DOVER TOWN LIBRARY, MA
Cheryl Abdullah, Director
The 6,034 people of Dover find Kindles, Nooks, iPads, and iTouches in the collection and use them at the tech bar in the center of their library or borrow them to take home. The whole collection is QR coded, intermingling digital assets with print in an open, mobile, wiki environment. Dewey is gone and not missed. Cell phone use is encouraged. Recent renovations converted only one-third of the space for collections, leaving two-thirds for public use, immediately making the library a destination in town. The staff translated their favorite places—the Apple store, gardens, bookstores, and museums—into new library areas so use exploded and dollar donations grew by 85 percent. “I really liked that they rid themselves of their ‘fortress style reference desk’ and appreciated their finding ways to encourage behavior other libraries would simply ban,” says judge Paul Paladino.
ABOUT THE BEST SMALL LIBRARY IN AMERICA AWARD
LJ’s annual award, sponsored by the Bill & Melinda Gates Foundation, was created in 2005 to encourage and showcase the exemplary work of libraries serving populations under 25,000.
The winning library receives a $15,000 cash prize from the Gates Foundation, conference costs for two library representatives to attend the 2012 Public Library Association (PLA) meeting in Philadelphia, a gala reception at PLA, and more.
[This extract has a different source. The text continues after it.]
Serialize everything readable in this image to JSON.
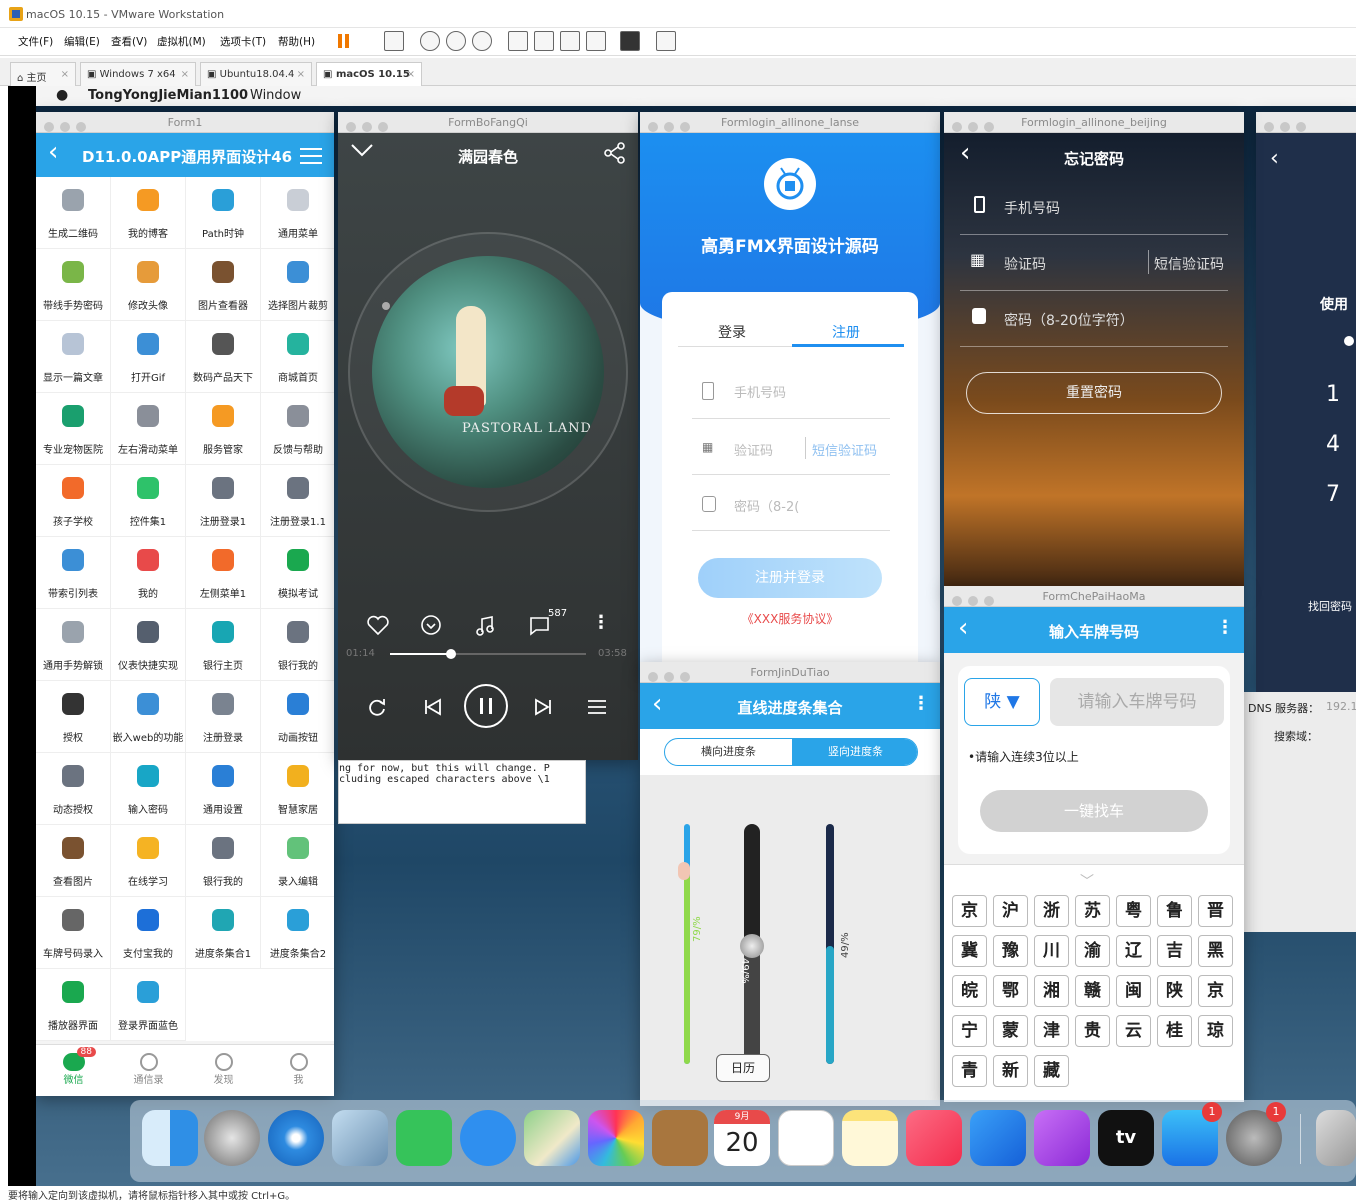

The two finalist libraries will each receive a $5000 cash award, conference costs for two library representatives to attend the 2012 PLA meeting and award celebration, and more.
JUDGES LJ thanks the following library professionals who volunteered valuable time to help select this year’s winner:
Becky Heil President, Association for Rural and Small Libraries; Consultant, SE Library District, Iowa Library Services
Audra Caplan retired Director, Harford County Public Library, Belcamp, MD; Immediate Past President, Public Library Association
Paul Paladino Director, Montrose Regional Library District, CO, a branch of which is the Naturita Community Library, LJ’s Best Small Library in America 2011
Karen Archer Perry Senior Program Officer, U.S. Libraries, Bill & Melinda Gates Foundation
The panel also includes LJ/SLJ editors: John N. Berry III, Francine Fialkoff, Josh Hadro, and Rebecca Miller